The extrovert ideal. If you live in the USA, you know what this is. This means speaking up in class, volunteering to be the leader, always being talkative, avoiding “awkward silence,” and generally showing people that you are outgoing. Susan Cain discusses in her book “Quiet” how “extroversion is an enormously appealing personality style, but we’ve turned it into an oppressive standard to which most of us feel we must conform.” These are all viewed as positive character traits, and are overwhelmingly more highly valued in the US over more introverted character traits like taking time to think before speaking, needing time alone to recover from highly social environments, and generally not being as vocal. This does not mean that an introvert can’t be outgoing at times, or that introverts don’t enjoy talking, it just drains more of their energy rather than energizes them as it might for some extroverts.
The author, Susan Cain, also gave a TED talk about this topic if you want the short version. The main idea is that even though a large proportion of people feel that they are introverts, there is still the cultural expectation to hid or minimize that part of yourself. A book that I read earlier last year, “Covering” by Kenji Yoshiro, talks a lot about social expectations and trying to “cover” some aspect of yourself that may be socially less desirable or acceptable in order to fit in or meet expectations. This is another example where people may feel the need to cover, to give off the impression of extroversion, in order to be normal socially.
As an introvert, I can enjoy attention, but that depends on the situation and I often feel embarrassed easily or awkward when responding to others. I can enjoy talking, but usually I don’t feel comfortable doing so unless I feel confident in what I want to say. I really enjoyed reading this book as a confirmation that my personality is not lacking just because I am more on the introverted side of the spectrum. I can be more outgoing, just usually with groups of people where I know at least some or most of the people.
There is also pressure to be more “assertive” to promote yourself and your own work, at least in the science and research world. It seems that this might not really change, but it helps to know that there are ways for introverts to handle it and hopefully maintain a balance of comfort level. In some cases, Cain describes how successful academics have “carved out restorative niches” for recovering after giving a big talk or going to a big conference.
Interestingly, many chapters of this book focus on advice that would be relevant to teachers and parents who are unsure of how to encourage and support a young introvert. The author talks about situations like what happens when an extroverted parent has an introverted child, and how can teachers create introvert-friendly environments in their classrooms and to buck the trend to idolize and reward extroverts.
This book has helped me greatly with coming to terms with a personal matter, a breakup that happened a few years ago. He realized he did not love me for who I was and was wishing me to be something that I am not: more extroverted. He could not understand why I didn’t feel the need to talk all the time when alone together, was disappointed by my lack of outgoingness at medium-ish size parties of people whom I knew none, and didn’t really get that I needed time to unwind and, more importantly, recover after a day at work. I may have also become more reclusive as the weather was getting colder (perhaps SAD related?), but for whatever reasons, it did not work out and I did not figure out until reading this book that it wasn’t because I wasn’t good enough in some way, but just that we were incompatible on this introvert-extrovert spectrum. It is ok and perfectly acceptable to be my introverted self, and someone will love me for it. In the end, no amount of trying to be more extroverted would have helped that relationship, and I should not have to.

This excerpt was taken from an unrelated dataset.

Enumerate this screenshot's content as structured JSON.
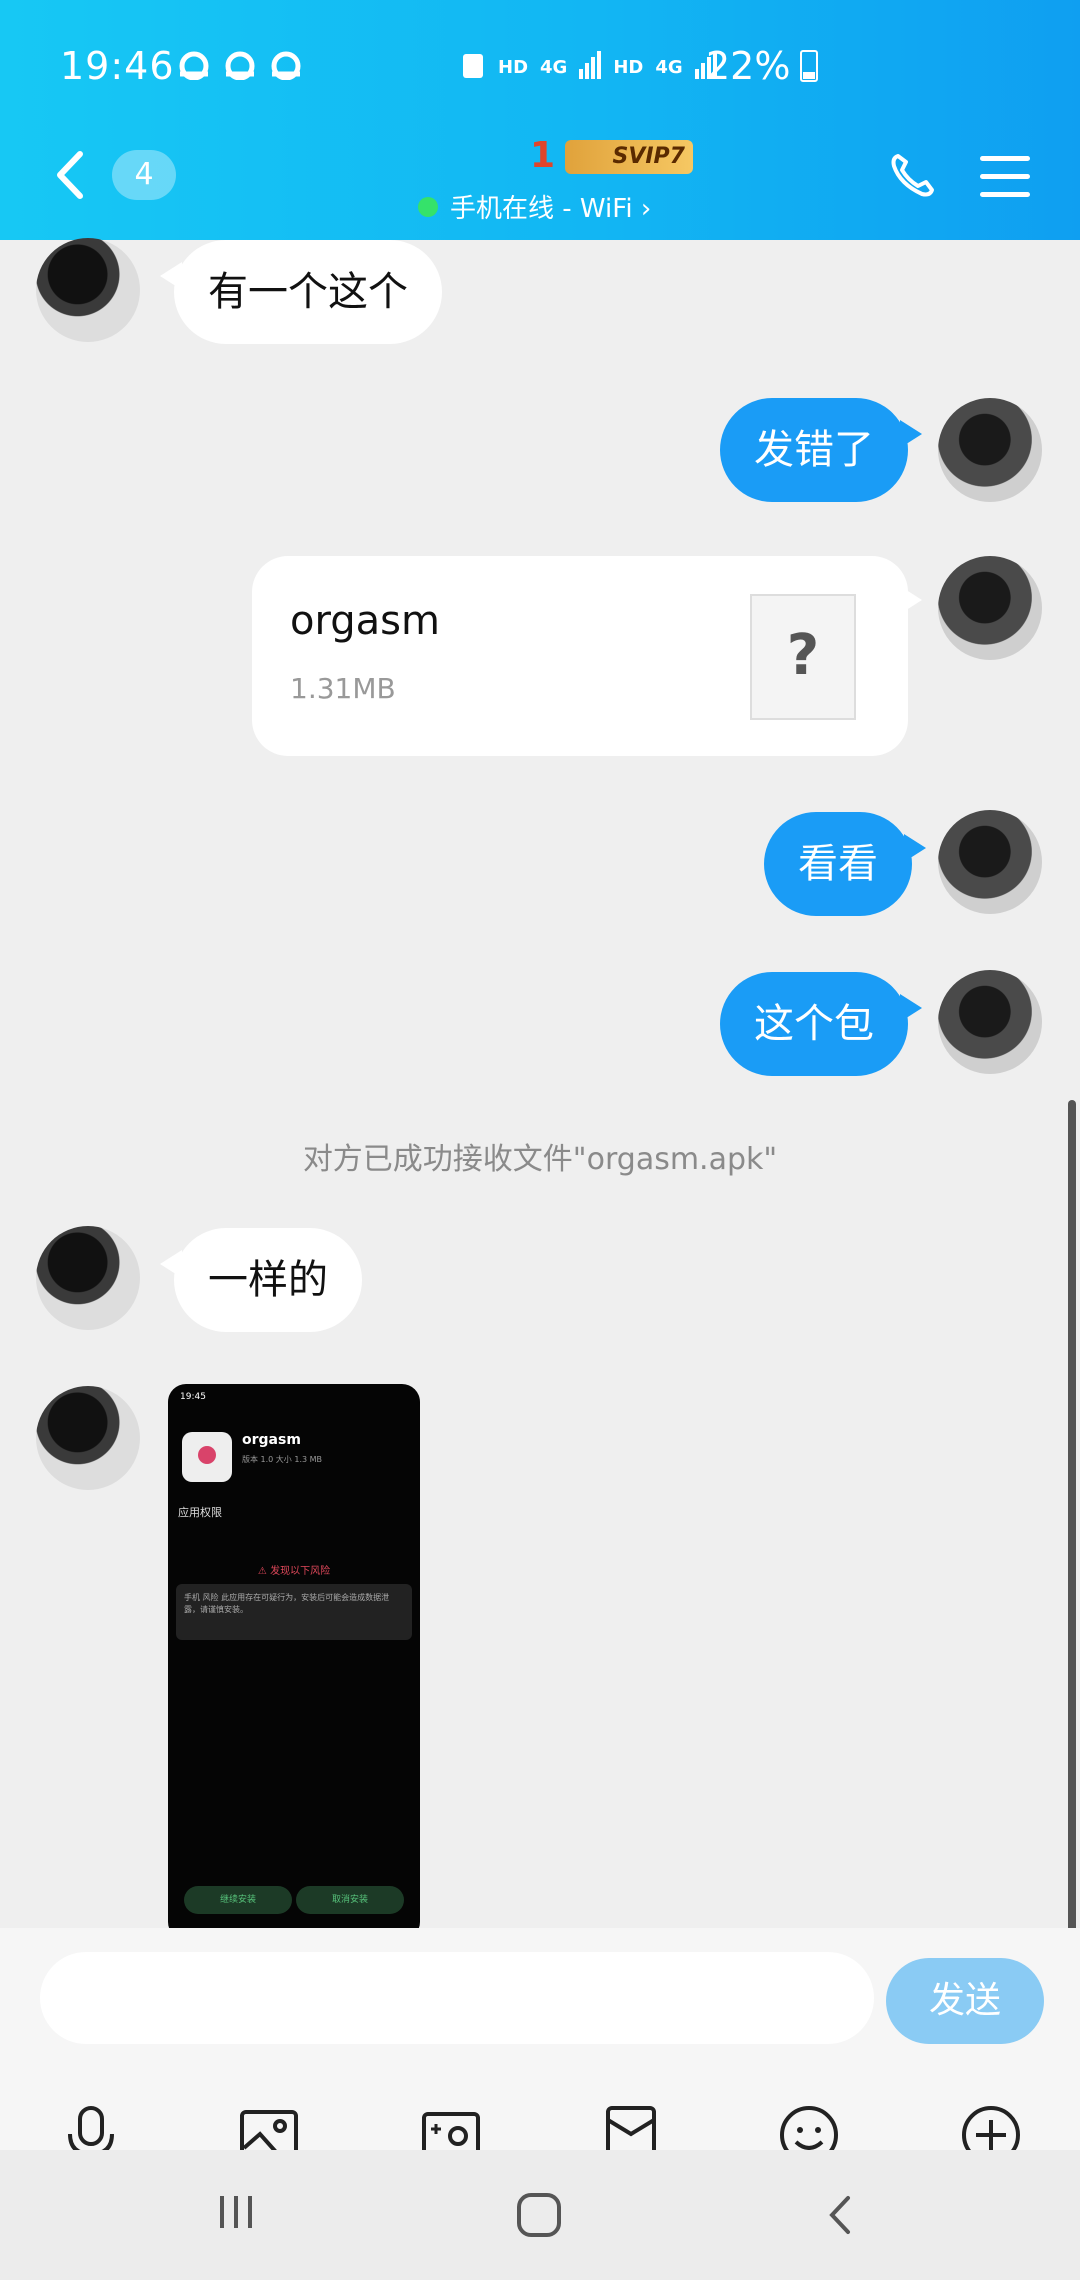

I think there are some mixed reviews of this book, but I think it is a very well written book that every self-proclaimed introvert should read. Extroverts could use to read it too to better understand the perspective of the other side.